After being shipwrecked right at the opening of the story, Manjiro and his friends are rescued by the John Howland. The John Howland was a whaling vessel. It hunted whales for their blubber, baleen, and the spermaceti in the heads of the especially lucrative sperm whales. The descriptions of the hunting, killing, and butchering of the whales is not overly graphic, but as someone who grew up with an uncle down the street from Sea World (back when it was still an educational park rather than the kind of place that has roller coasters) and my own yearly unlimited pass, it was hard for me to read. But whaling is an important part of this book. It is Manjiro's quick thinking during a kill, along with his ability to quickly pick up the English language, that earned him his American name, John Mung, and a permanent place among the crew. At the end of the John Howland's time at sea, the captain even adopts Manjiro, now John, and raises him as his own, providing him with the best schooling Massachusetts could offer, an apprenticeship, and even his own pony. John's time in Massachusetts is fraught with prejudice. He's certainly not warmly welcomed by the whole of his new community. He faces taunts and bullying, and the captain and his wife even have to change churches twice before finding one that will accept their adopted son. John's maturity and nobility when dealing with all of this seems to stem from his desire to live up to all that the captain has given him. While this is wonderful and may even be true, I wish that John had more faults that just the propensity to bounce right off his pony. Throughout the book he has fears and hesitations and the story definitely has conflicts, but John Mung never really does. I didn't feel like he was a realistic character who showed growth as a person rather than a historical figure. But my biggest problem with Heart of a Samurai isn't a problem with the book at all; it's a problem with how it was described to me (and to everyone else on the front cover of the finished copy). Manjiro's life was clearly an adventurous one, but only because it actually happened. This is not an adventure book, and I think we're doing it and its readers a disservice by describing it that way. For an adventure book, it drags in places, like most of John's time in Massachusetts and the various points in his life when he's sitting around waiting to starve to death. The actual "high seas adventures" don't take up a lot of the text. Instead, it's rich with historical details and based on the life of a real mover and shaker in the international politics of the mid-1800s. Don't give this to your adventure lovers. Give it to your history buffs instead. Book source: ARC picked up at ALA

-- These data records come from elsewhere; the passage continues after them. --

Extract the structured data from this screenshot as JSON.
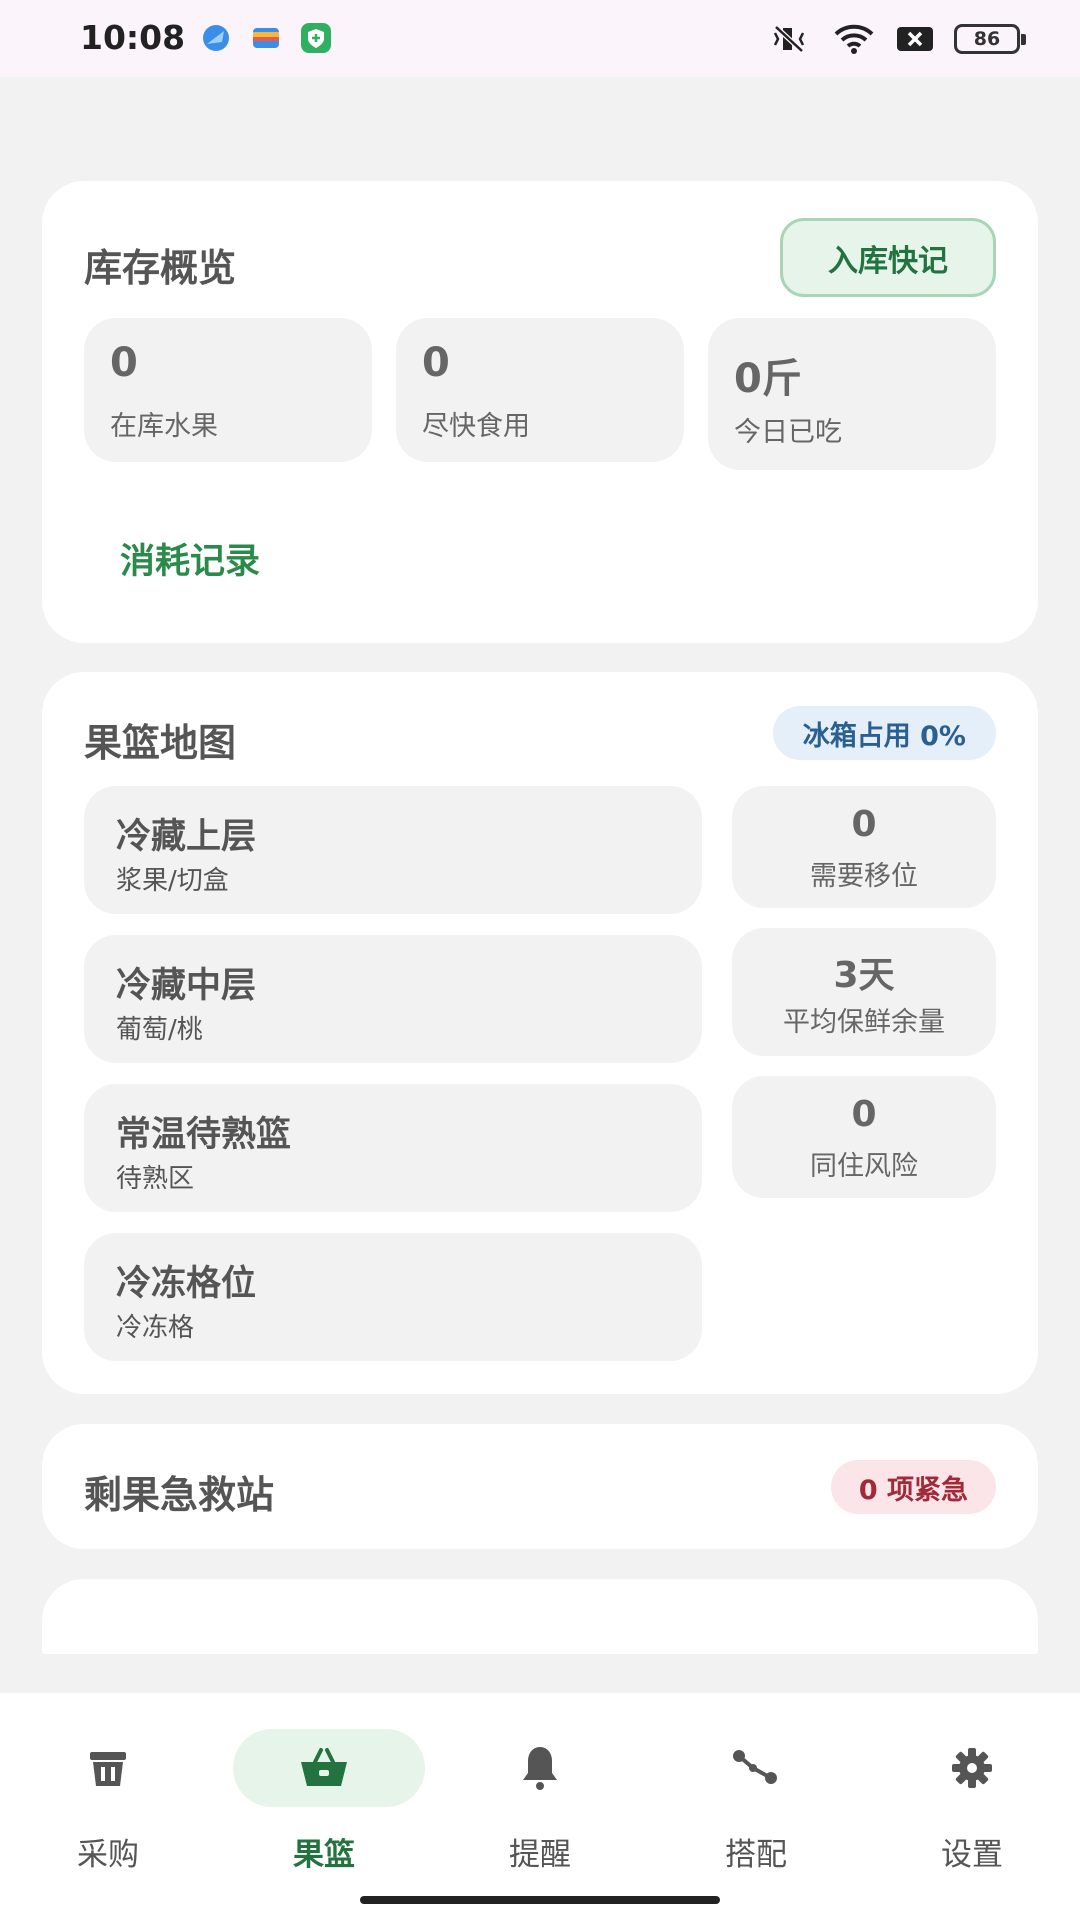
{
  "status_bar": {
    "time": "10:08",
    "battery": "86",
    "icons": [
      "blue-app-icon",
      "wallet-icon",
      "green-shield-app-icon",
      "mute-vibrate-icon",
      "wifi-icon",
      "sim-off-icon",
      "battery-icon"
    ]
  },
  "inventory": {
    "title": "库存概览",
    "quick_in_label": "入库快记",
    "stats": [
      {
        "value": "0",
        "label": "在库水果"
      },
      {
        "value": "0",
        "label": "尽快食用"
      },
      {
        "value": "0斤",
        "label": "今日已吃"
      }
    ],
    "consume_link": "消耗记录"
  },
  "basket_map": {
    "title": "果篮地图",
    "fridge_badge": "冰箱占用 0%",
    "zones": [
      {
        "name": "冷藏上层",
        "desc": "浆果/切盒"
      },
      {
        "name": "冷藏中层",
        "desc": "葡萄/桃"
      },
      {
        "name": "常温待熟篮",
        "desc": "待熟区"
      },
      {
        "name": "冷冻格位",
        "desc": "冷冻格"
      }
    ],
    "side_stats": [
      {
        "value": "0",
        "label": "需要移位"
      },
      {
        "value": "3天",
        "label": "平均保鲜余量"
      },
      {
        "value": "0",
        "label": "同住风险"
      }
    ]
  },
  "rescue": {
    "title": "剩果急救站",
    "urgent_badge": "0 项紧急"
  },
  "colors": {
    "accent_green": "#22733f",
    "badge_blue_bg": "#e5effa",
    "badge_red_bg": "#fbe5e8"
  },
  "nav": {
    "items": [
      {
        "label": "采购",
        "icon": "trash-bin-icon",
        "active": false
      },
      {
        "label": "果篮",
        "icon": "basket-icon",
        "active": true
      },
      {
        "label": "提醒",
        "icon": "bell-icon",
        "active": false
      },
      {
        "label": "搭配",
        "icon": "route-icon",
        "active": false
      },
      {
        "label": "设置",
        "icon": "gear-icon",
        "active": false
      }
    ]
  }
}
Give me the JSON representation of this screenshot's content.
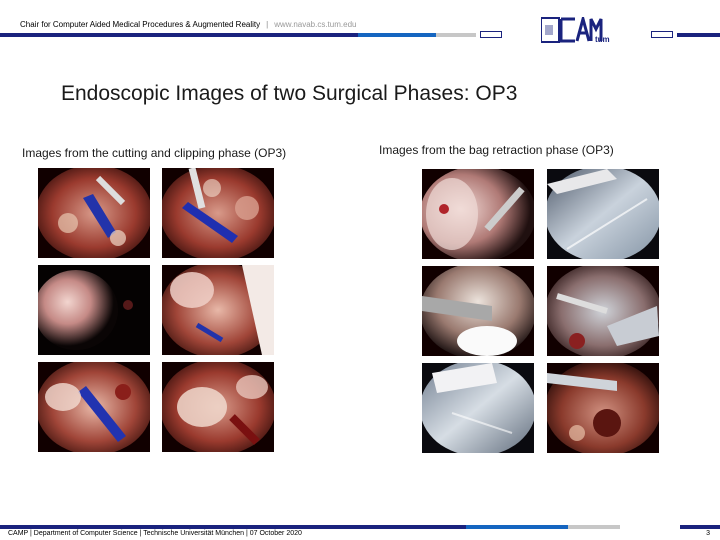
{
  "header": {
    "chair": "Chair for Computer Aided Medical Procedures & Augmented Reality",
    "separator": "|",
    "url": "www.navab.cs.tum.edu"
  },
  "logo": {
    "text": "CAMP",
    "sub": "tum"
  },
  "colors": {
    "navy": "#1a237e",
    "blue": "#1565c0",
    "grey": "#c7c7c7"
  },
  "title": "Endoscopic Images of two Surgical Phases: OP3",
  "left_caption": "Images from the cutting and clipping phase (OP3)",
  "right_caption": "Images from the bag retraction phase (OP3)",
  "footer": {
    "text": "CAMP | Department of Computer Science | Technische Universität München | 07 October 2020",
    "page": "3"
  }
}
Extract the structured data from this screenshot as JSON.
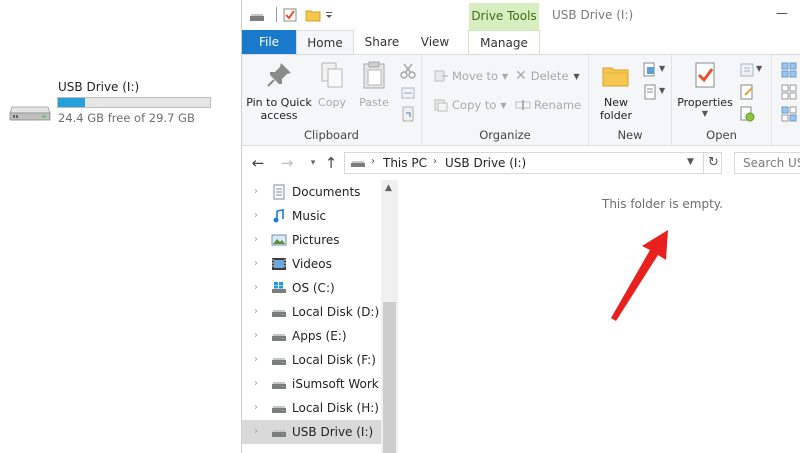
{
  "drive_tile": {
    "name": "USB Drive (I:)",
    "free_text": "24.4 GB free of 29.7 GB",
    "used_fraction": 0.18,
    "bar_color": "#26a0da"
  },
  "titlebar": {
    "contextual_tab": "Drive Tools",
    "window_title": "USB Drive (I:)",
    "minimize_glyph": "—"
  },
  "tabs": {
    "file": "File",
    "home": "Home",
    "share": "Share",
    "view": "View",
    "manage": "Manage"
  },
  "ribbon": {
    "clipboard": {
      "label": "Clipboard",
      "pin": "Pin to Quick access",
      "copy": "Copy",
      "paste": "Paste"
    },
    "organize": {
      "label": "Organize",
      "move_to": "Move to",
      "copy_to": "Copy to",
      "delete": "Delete",
      "rename": "Rename"
    },
    "new": {
      "label": "New",
      "new_folder": "New folder"
    },
    "open": {
      "label": "Open",
      "properties": "Properties"
    }
  },
  "address": {
    "crumbs": [
      "This PC",
      "USB Drive (I:)"
    ],
    "search_placeholder": "Search USB"
  },
  "nav_items": [
    {
      "label": "Documents",
      "icon": "documents-icon"
    },
    {
      "label": "Music",
      "icon": "music-icon"
    },
    {
      "label": "Pictures",
      "icon": "pictures-icon"
    },
    {
      "label": "Videos",
      "icon": "videos-icon"
    },
    {
      "label": "OS (C:)",
      "icon": "os-drive-icon"
    },
    {
      "label": "Local Disk (D:)",
      "icon": "drive-icon"
    },
    {
      "label": "Apps (E:)",
      "icon": "drive-icon"
    },
    {
      "label": "Local Disk (F:)",
      "icon": "drive-icon"
    },
    {
      "label": "iSumsoft Work (G:)",
      "icon": "drive-icon"
    },
    {
      "label": "Local Disk (H:)",
      "icon": "drive-icon"
    },
    {
      "label": "USB Drive (I:)",
      "icon": "usb-drive-icon",
      "selected": true
    }
  ],
  "content": {
    "empty_message": "This folder is empty.",
    "annotation_color": "#e8201e"
  }
}
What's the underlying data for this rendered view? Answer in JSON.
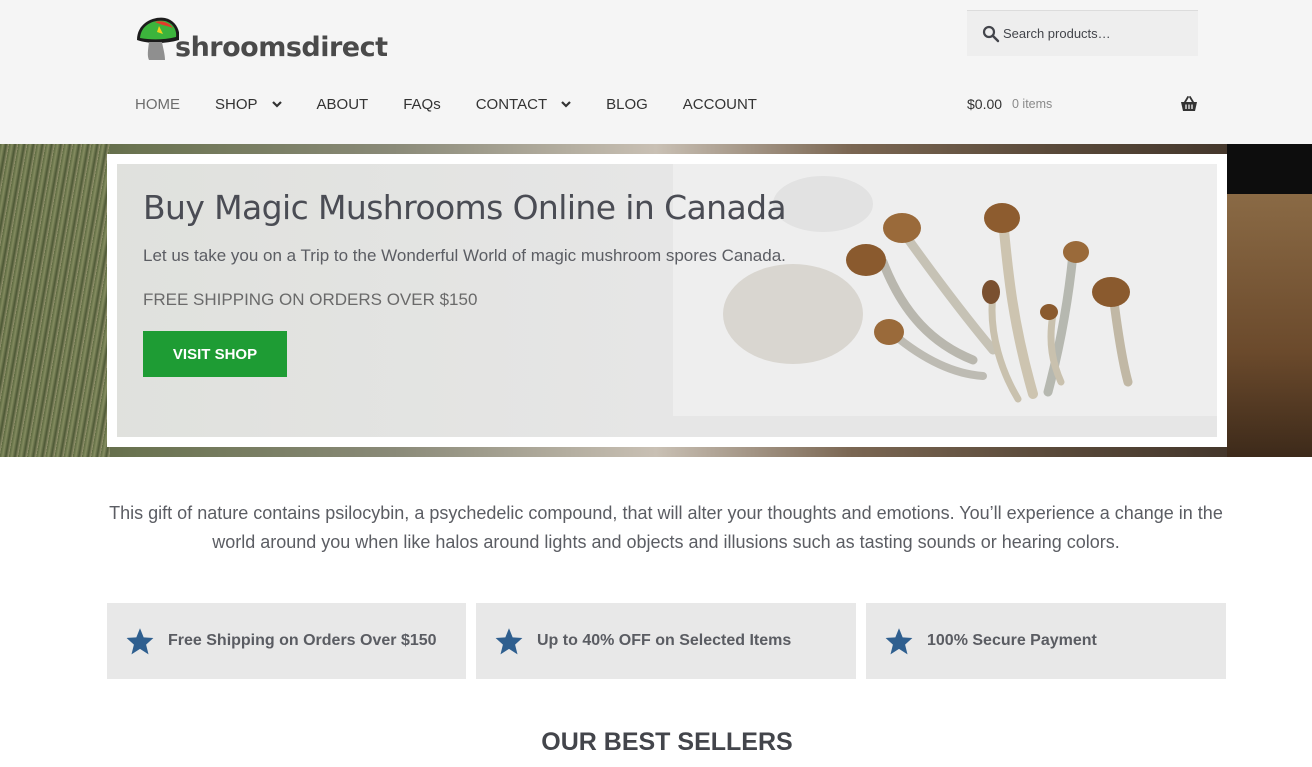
{
  "header": {
    "logo_text": "shroomsdirect",
    "search": {
      "placeholder": "Search products…"
    },
    "nav": [
      {
        "label": "HOME"
      },
      {
        "label": "SHOP"
      },
      {
        "label": "ABOUT"
      },
      {
        "label": "FAQs"
      },
      {
        "label": "CONTACT"
      },
      {
        "label": "BLOG"
      },
      {
        "label": "ACCOUNT"
      }
    ],
    "cart": {
      "total": "$0.00",
      "count": "0 items"
    }
  },
  "hero": {
    "title": "Buy Magic Mushrooms Online in Canada",
    "subtitle": "Let us take you on a Trip to the Wonderful World of magic mushroom spores Canada.",
    "shipping": "FREE SHIPPING ON ORDERS OVER $150",
    "button_label": "VISIT SHOP"
  },
  "intro": {
    "line1": "This gift of nature contains psilocybin, a psychedelic compound, that will alter your thoughts and emotions. You’ll experience a change in the",
    "line2": "world around you when like halos around lights and objects and illusions such as tasting sounds or hearing colors."
  },
  "features": [
    {
      "text": "Free Shipping on Orders Over $150",
      "icon": "star-icon"
    },
    {
      "text": "Up to 40% OFF on Selected Items",
      "icon": "star-icon"
    },
    {
      "text": "100% Secure Payment",
      "icon": "star-icon"
    }
  ],
  "best_sellers": {
    "heading": "OUR BEST SELLERS"
  },
  "colors": {
    "header_bg": "#f5f5f5",
    "button_green": "#1e9c34",
    "star_blue": "#2f5f8f",
    "feature_bg": "#e8e8e8",
    "text": "#43454b"
  }
}
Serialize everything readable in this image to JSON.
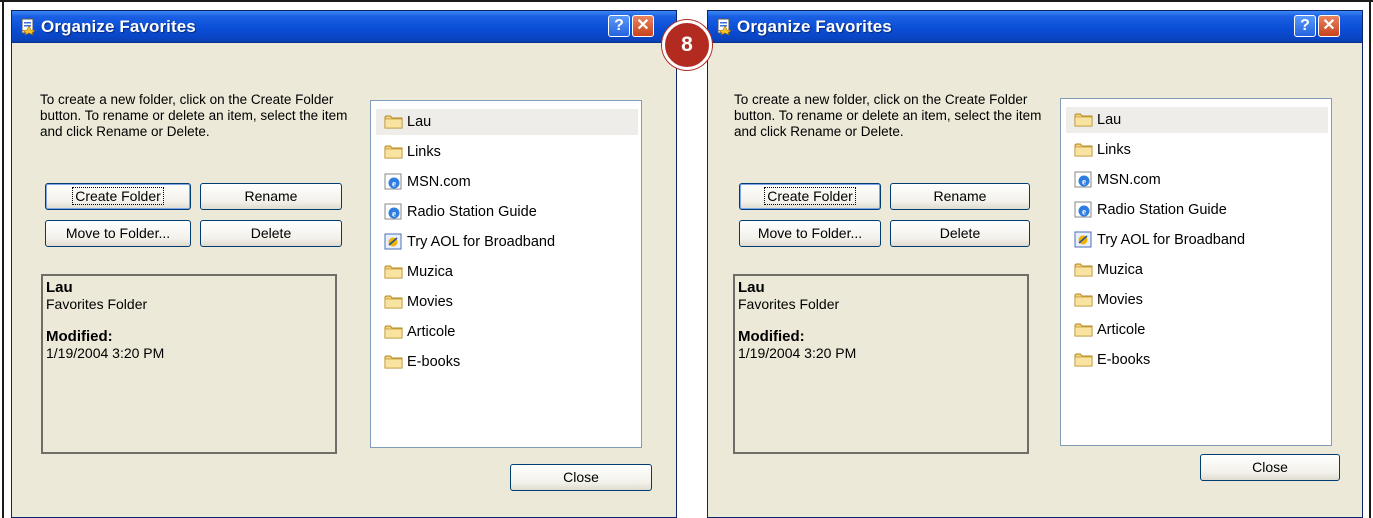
{
  "step_badge": "8",
  "dialogs": [
    {
      "title": "Organize Favorites",
      "help_glyph": "?",
      "close_glyph": "✕",
      "description": "To create a new folder, click on the Create Folder button. To rename or delete an item, select the item and click Rename or Delete.",
      "buttons": {
        "create_folder": "Create Folder",
        "rename": "Rename",
        "move_to_folder": "Move to Folder...",
        "delete": "Delete",
        "close": "Close"
      },
      "info": {
        "name": "Lau",
        "type": "Favorites Folder",
        "modified_label": "Modified:",
        "modified_value": "1/19/2004 3:20 PM"
      },
      "items": [
        {
          "label": "Lau",
          "icon": "folder-icon",
          "selected": true
        },
        {
          "label": "Links",
          "icon": "folder-icon"
        },
        {
          "label": "MSN.com",
          "icon": "ie-link-icon"
        },
        {
          "label": "Radio Station Guide",
          "icon": "ie-link-icon"
        },
        {
          "label": "Try AOL for Broadband",
          "icon": "aol-link-icon"
        },
        {
          "label": "Muzica",
          "icon": "folder-icon"
        },
        {
          "label": "Movies",
          "icon": "folder-icon"
        },
        {
          "label": "Articole",
          "icon": "folder-icon"
        },
        {
          "label": "E-books",
          "icon": "folder-icon"
        }
      ]
    },
    {
      "title": "Organize Favorites",
      "help_glyph": "?",
      "close_glyph": "✕",
      "description": "To create a new folder, click on the Create Folder button. To rename or delete an item, select the item and click Rename or Delete.",
      "buttons": {
        "create_folder": "Create Folder",
        "rename": "Rename",
        "move_to_folder": "Move to Folder...",
        "delete": "Delete",
        "close": "Close"
      },
      "info": {
        "name": "Lau",
        "type": "Favorites Folder",
        "modified_label": "Modified:",
        "modified_value": "1/19/2004 3:20 PM"
      },
      "items": [
        {
          "label": "Lau",
          "icon": "folder-icon",
          "selected": true
        },
        {
          "label": "Links",
          "icon": "folder-icon"
        },
        {
          "label": "MSN.com",
          "icon": "ie-link-icon"
        },
        {
          "label": "Radio Station Guide",
          "icon": "ie-link-icon"
        },
        {
          "label": "Try AOL for Broadband",
          "icon": "aol-link-icon"
        },
        {
          "label": "Muzica",
          "icon": "folder-icon"
        },
        {
          "label": "Movies",
          "icon": "folder-icon"
        },
        {
          "label": "Articole",
          "icon": "folder-icon"
        },
        {
          "label": "E-books",
          "icon": "folder-icon"
        }
      ]
    }
  ],
  "colors": {
    "titlebar": "#0a4fd6",
    "dialog_face": "#ece9d8",
    "badge": "#b22a20",
    "selection": "#eeedea"
  }
}
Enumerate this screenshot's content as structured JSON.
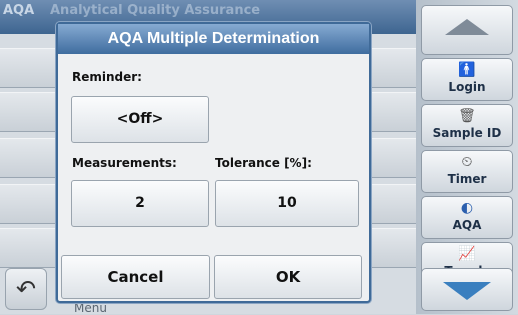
{
  "background": {
    "app_abbrev": "AQA",
    "screen_title": "Analytical Quality Assurance",
    "undo_icon": "↶",
    "menu_label": "Menu"
  },
  "sidebar": {
    "items": [
      {
        "label": "Login",
        "icon": "person-icon",
        "glyph": "🚹"
      },
      {
        "label": "Sample ID",
        "icon": "sample-id-icon",
        "glyph": "🗑"
      },
      {
        "label": "Timer",
        "icon": "timer-icon",
        "glyph": "⏲"
      },
      {
        "label": "AQA",
        "icon": "aqa-icon",
        "glyph": "◐"
      },
      {
        "label": "Trends",
        "icon": "trends-icon",
        "glyph": "📈"
      }
    ]
  },
  "dialog": {
    "title": "AQA Multiple Determination",
    "reminder_label": "Reminder:",
    "reminder_value": "<Off>",
    "measurements_label": "Measurements:",
    "measurements_value": "2",
    "tolerance_label": "Tolerance [%]:",
    "tolerance_value": "10",
    "cancel_label": "Cancel",
    "ok_label": "OK"
  }
}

Anonymous More than 1 year ago
I hated this book so much I cried
Anonymous More than 1 year ago
I did not like it. Good story, but there is no details, and time moves by way too fast. It talks about when he was 15, then says he is 17, before the end of the thing happening when he eas 15. The story was ok, but not the rest.
Anonymous More than 1 year ago
This book is about a poor son of a fisherman with a low status in japanese society in the1800s but has always wished of becoming a samuria though he knows is not possible. Untill he is lost in a storm, after many weeks he is brought aboard a whaling ship and is brought to America where he learns about American society and culture and, upon returning to his country many years later he is interrogated and then told to tell of his time in America. After he is granted his wish to become what he has always strived for.